When I arrived back at the hospital they were trying to resuscitate him and did eventually get a heartbeat. I asked the doctor how he was and she said he had been without oxygen for at least 20 minutes and that the prognosis for any recovery was very poor. Peter was transferred onto ICU.
Sadly, over the next two days he showed no signs of regaining consciousness or recovery, and on the Saturday it was decided to withdraw treatment and allow him to die with dignity. I stayed by my brother’s side until his death.
There was a post mortem followed by a coroner’s inquest. This finally concluded, after a three day hearing, that the primary causes of death were multiple organ failure, sepsis, and hospital-acquired pneumonia following hip replacement.
But since Peter’s untimely death I have been made aware of many concerns about both the nursing and the clinical care afforded to Peter in the private hospital, including some I would like to share with you, in the hope that in the future no one else will have to go through what I had to:
- There was no formal agreement setting down the circumstances in which a consultant should be recalled to the hospital to review a patient’s condition.
- The sole clinician providing post-operative care to patients was a junior doctor (the Resident Medical Officer). He was on duty 24 hours a day for a full week at a time. He asserted that a daily review of each patient would be adequate (though this was dependent on the patient).
- A full set of physiological observations was not taken each time observations were required, which resulted in inaccurate and at times misleading NEWS (National Early Warning) Scores. Documentation was also inadequate, and as a result opportunities were missed to increase the frequency of observations and to ‘escalate’ care; there was a delay in giving Peter antibiotic therapy.
- There was ineffective communication between the staff responsible for Peter’s care, and difficulty in contacting the consultant, who was working during the week at an NHS Hospital. Consequently Peter’s deterioration went unrecognised until his situation was so bad that the decision was made to transfer him to an NHS Hospital.
- On top of this no protocols or procedures existed for the transfer of unwell patients from the private hospital to an NHS hospital. Handover documentation was also incomplete, so that no reliable statement of how things were with Peter, in real terms, existed.
More generally I believe there should be concerns about the responsibility the private sector has for managing the healthcare professionals working in their hospitals.

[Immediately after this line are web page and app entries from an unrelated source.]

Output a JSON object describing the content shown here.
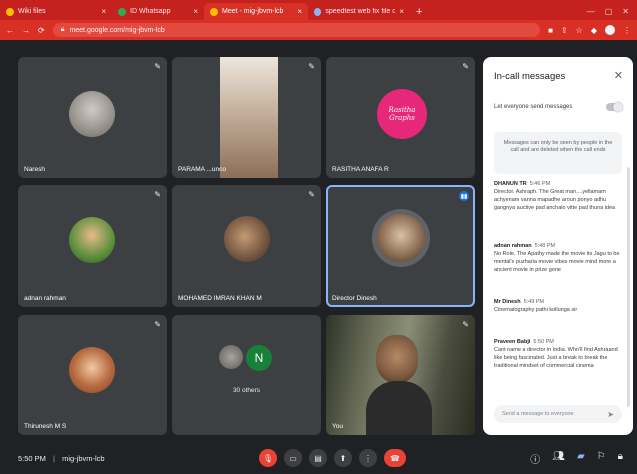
{
  "browser": {
    "tabs": [
      {
        "title": "Wiki files",
        "color": "#fbbc04"
      },
      {
        "title": "ID Whatsapp",
        "color": "#34a853"
      },
      {
        "title": "Meet - mig-jbvm-lcb",
        "color": "#fbbc04"
      },
      {
        "title": "speedtest web fix file check...",
        "color": "#8ab4f8"
      }
    ],
    "url": "meet.google.com/mig-jbvm-lcb"
  },
  "tiles": [
    {
      "name": "Naresh"
    },
    {
      "name": "PARAMA ...unco"
    },
    {
      "name": "RASITHA ANAFA R",
      "logo": "Rasitha Graphs"
    },
    {
      "name": "adnan rahman"
    },
    {
      "name": "MOHAMED IMRAN KHAN M"
    },
    {
      "name": "Director Dinesh"
    },
    {
      "name": "Thirunesh M S"
    },
    {
      "name": "30 others",
      "initial": "N"
    },
    {
      "name": "You"
    }
  ],
  "panel": {
    "title": "In-call messages",
    "toggle_label": "Let everyone send messages",
    "notice": "Messages can only be seen by people in the call and are deleted when the call ends",
    "messages": [
      {
        "sender": "DHANUN TR",
        "time": "5:46 PM",
        "text": "Director. Ashraph. The Great man....yellamam achyenam vanna mapadhe aroun ponyo adhu gangnya auctive pad anchalo vitte pad thuna idea"
      },
      {
        "sender": "adnan rahman",
        "time": "5:48 PM",
        "text": "No Role. The Apathy made the movie its Jagu to be mental's puzharia movie vibes movie mind more a ancient movie in prize gone"
      },
      {
        "sender": "Mr Dinesh",
        "time": "5:49 PM",
        "text": "Cinematography pathi kollunga sir"
      },
      {
        "sender": "Praveen Babji",
        "time": "5:50 PM",
        "text": "Cant name a director in India. Who'll find Ashraand like being fascinated. Just a break to break the traditional mindset of commercial cinema"
      }
    ],
    "send_placeholder": "Send a message to everyone"
  },
  "bottom": {
    "time": "5:50 PM",
    "meeting_code": "mig-jbvm-lcb"
  }
}
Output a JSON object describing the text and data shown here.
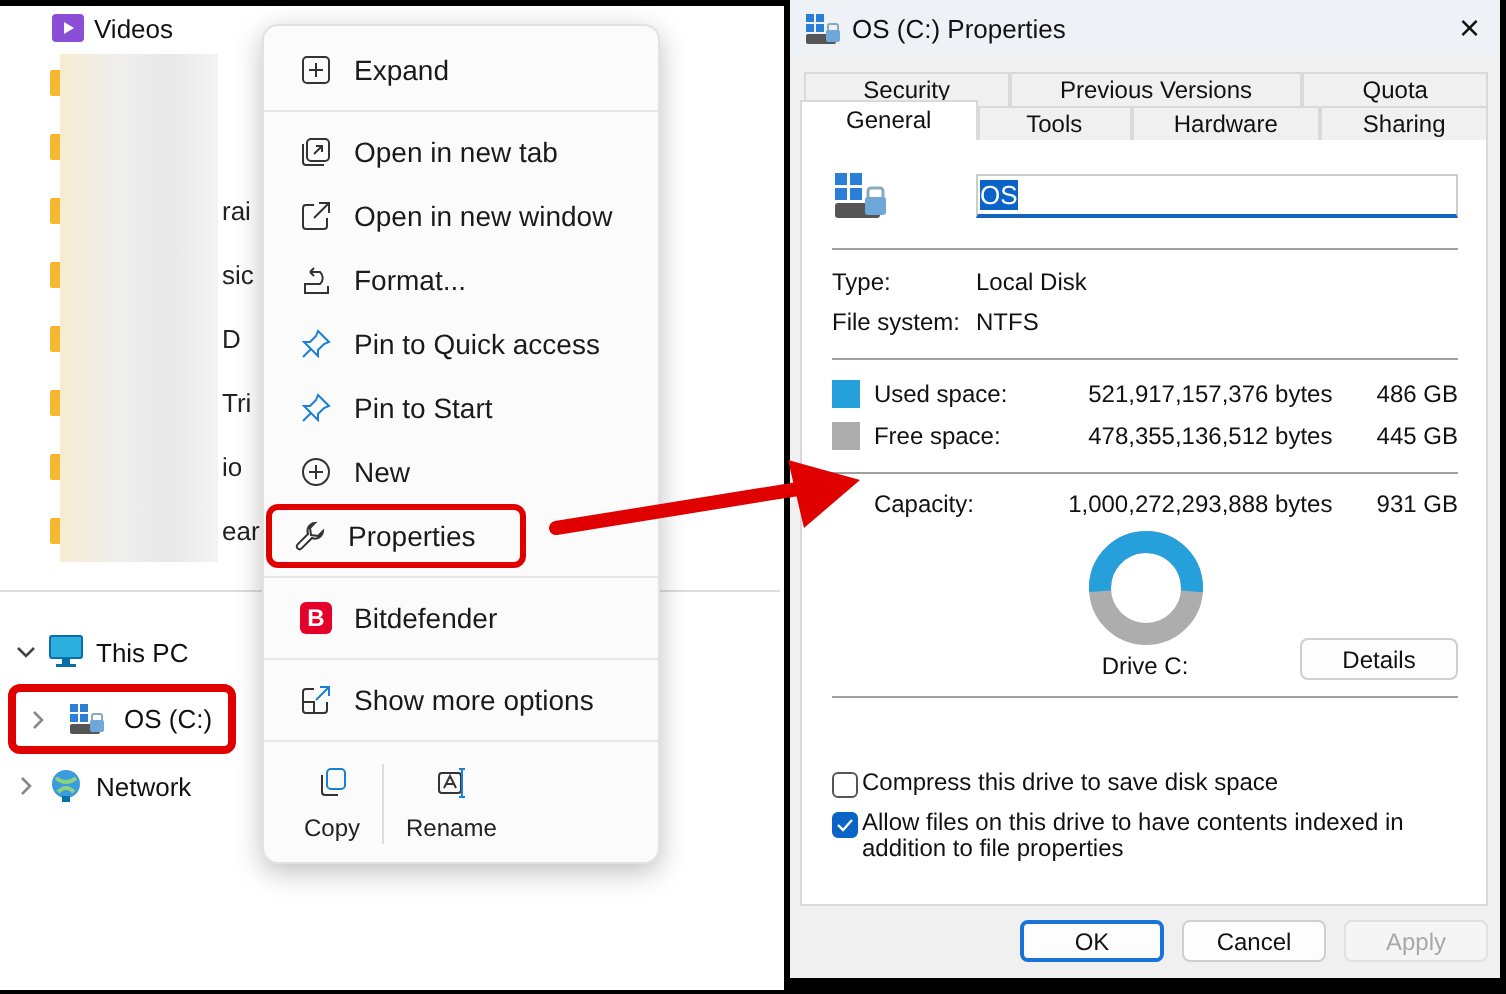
{
  "explorer": {
    "nav_top": {
      "label": "Videos"
    },
    "folders": [
      {
        "kind": "blurred"
      },
      {
        "kind": "blurred"
      },
      {
        "kind": "partial",
        "label_fragment": "rai"
      },
      {
        "kind": "partial",
        "label_fragment": "sic"
      },
      {
        "kind": "partial",
        "label_fragment": "D"
      },
      {
        "kind": "partial",
        "label_fragment": "Tri"
      },
      {
        "kind": "partial",
        "label_fragment": "io"
      },
      {
        "kind": "partial",
        "label_fragment": "ear"
      }
    ],
    "tree": [
      {
        "label": "This PC",
        "expanded": true,
        "highlighted": false,
        "children": [
          {
            "label": "OS (C:)",
            "expanded": false,
            "highlighted": true
          }
        ]
      },
      {
        "label": "Network",
        "expanded": false,
        "highlighted": false
      }
    ]
  },
  "context_menu": {
    "groups": [
      [
        {
          "label": "Expand",
          "highlighted": false
        }
      ],
      [
        {
          "label": "Open in new tab",
          "highlighted": false
        },
        {
          "label": "Open in new window",
          "highlighted": false
        },
        {
          "label": "Format...",
          "highlighted": false
        },
        {
          "label": "Pin to Quick access",
          "highlighted": false
        },
        {
          "label": "Pin to Start",
          "highlighted": false
        },
        {
          "label": "New",
          "highlighted": false
        },
        {
          "label": "Properties",
          "highlighted": true
        }
      ],
      [
        {
          "label": "Bitdefender",
          "badge": "B",
          "highlighted": false
        }
      ],
      [
        {
          "label": "Show more options",
          "highlighted": false
        }
      ]
    ],
    "actions": [
      {
        "label": "Copy"
      },
      {
        "label": "Rename"
      }
    ]
  },
  "dialog": {
    "title": "OS (C:) Properties",
    "close": "×",
    "tab_rows": [
      [
        {
          "label": "Security",
          "selected": false
        },
        {
          "label": "Previous Versions",
          "selected": false
        },
        {
          "label": "Quota",
          "selected": false
        }
      ],
      [
        {
          "label": "General",
          "selected": true
        },
        {
          "label": "Tools",
          "selected": false
        },
        {
          "label": "Hardware",
          "selected": false
        },
        {
          "label": "Sharing",
          "selected": false
        }
      ]
    ],
    "name_field": {
      "value": "OS"
    },
    "info": [
      {
        "label": "Type:",
        "value": "Local Disk"
      },
      {
        "label": "File system:",
        "value": "NTFS"
      }
    ],
    "space": [
      {
        "label": "Used space:",
        "bytes": "521,917,157,376 bytes",
        "size": "486 GB",
        "color": "#26a0da"
      },
      {
        "label": "Free space:",
        "bytes": "478,355,136,512 bytes",
        "size": "445 GB",
        "color": "#adadad"
      }
    ],
    "capacity": {
      "label": "Capacity:",
      "bytes": "1,000,272,293,888 bytes",
      "size": "931 GB"
    },
    "usage_chart": {
      "level": 0.522
    },
    "drive_label": "Drive C:",
    "details_button": "Details",
    "options": [
      {
        "label": "Compress this drive to save disk space",
        "checked": false
      },
      {
        "label": "Allow files on this drive to have contents indexed in addition to file properties",
        "checked": true
      }
    ],
    "buttons": [
      {
        "label": "OK",
        "default": true,
        "disabled": false
      },
      {
        "label": "Cancel",
        "default": false,
        "disabled": false
      },
      {
        "label": "Apply",
        "default": false,
        "disabled": true
      }
    ]
  }
}
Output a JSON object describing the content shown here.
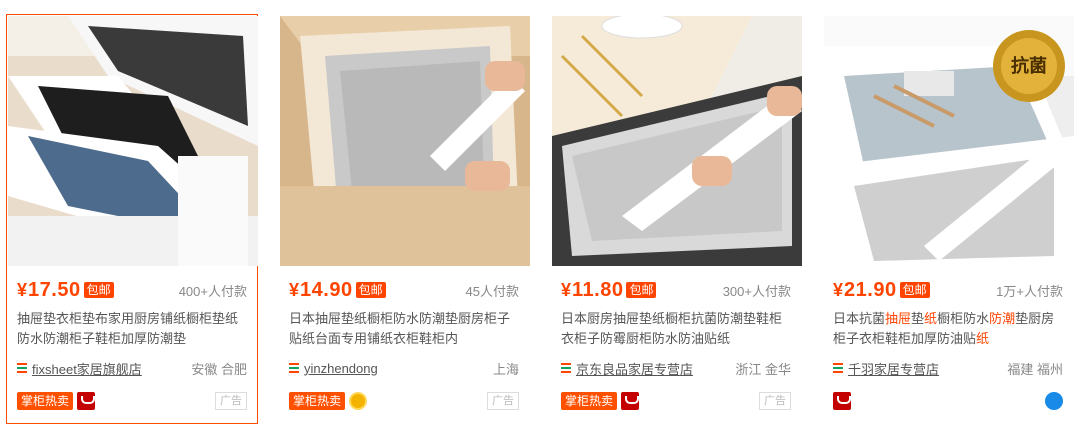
{
  "colors": {
    "accent": "#ff4400",
    "active_border": "#ff5000"
  },
  "products": [
    {
      "currency": "¥",
      "price": "17.50",
      "free_shipping": "包邮",
      "sold": "400+人付款",
      "title_parts": [
        "抽屉垫衣柜垫布家用厨房铺纸橱柜垫纸防水防潮柜子鞋柜加厚防潮垫"
      ],
      "shop": "fixsheet家居旗舰店",
      "location": "安徽 合肥",
      "hot_label": "掌柜热卖",
      "badge_icon": "tmall-icon",
      "ad_label": "广告"
    },
    {
      "currency": "¥",
      "price": "14.90",
      "free_shipping": "包邮",
      "sold": "45人付款",
      "title_parts": [
        "日本抽屉垫纸橱柜防水防潮垫厨房柜子贴纸台面专用铺纸衣柜鞋柜内"
      ],
      "shop": "yinzhendong",
      "location": "上海",
      "hot_label": "掌柜热卖",
      "badge_icon": "gold-medal-icon",
      "ad_label": "广告"
    },
    {
      "currency": "¥",
      "price": "11.80",
      "free_shipping": "包邮",
      "sold": "300+人付款",
      "title_parts": [
        "日本厨房抽屉垫纸橱柜抗菌防潮垫鞋柜衣柜子防霉厨柜防水防油贴纸"
      ],
      "shop": "京东良品家居专营店",
      "location": "浙江 金华",
      "hot_label": "掌柜热卖",
      "badge_icon": "tmall-icon",
      "ad_label": "广告"
    },
    {
      "currency": "¥",
      "price": "21.90",
      "free_shipping": "包邮",
      "sold": "1万+人付款",
      "title_parts": [
        "日本抗菌",
        "抽屉",
        "垫",
        "纸",
        "橱柜防水",
        "防潮",
        "垫厨房柜子衣柜鞋柜加厚防油贴",
        "纸"
      ],
      "title_highlight": [
        false,
        true,
        false,
        true,
        false,
        true,
        false,
        true
      ],
      "shop": "千羽家居专营店",
      "location": "福建 福州",
      "badge_icon": "tmall-icon",
      "badge_icon_right": "blue-drop-icon"
    }
  ]
}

A report written in 2017 entitled “No Safety Without Liability” by the Centre for Health and the Public Interest makes recommendations that I would fully endorse: private hospital companies should directly employ the surgeons, anaesthetists and physicians, and the junior RMOs who work at their hospitals and should be responsible for monitoring their activities and appraising their performances. And private hospitals should be required to adhere to the same reporting requirements as NHS Hospitals: there should no difference between the level of care provided to NHS patients treated in NHS hospitals and private hospitals.
I believe that there needs to be much more joined-up thinking of policy and practice between the NHS and private hospitals if further tragedies such as Peter’s death are to be avoided in the future.
Finally, I would like to end on a more positive note. I have the greatest respect for all those who work in the healthcare profession. The dedication of staff, often working in difficult situations, can only be admired. Yet there are times when systems fail, and this needs to be at the forefront of how we address the often more uncomfortable issues.
Focussing mainly on policy and procedure can make us forget or neglect the “human face” of healthcare. For me, my brother Peter is that “human face,” and I miss him. I hope that by telling you his story today his death may in some way help to raise awareness and bring about much needed changes.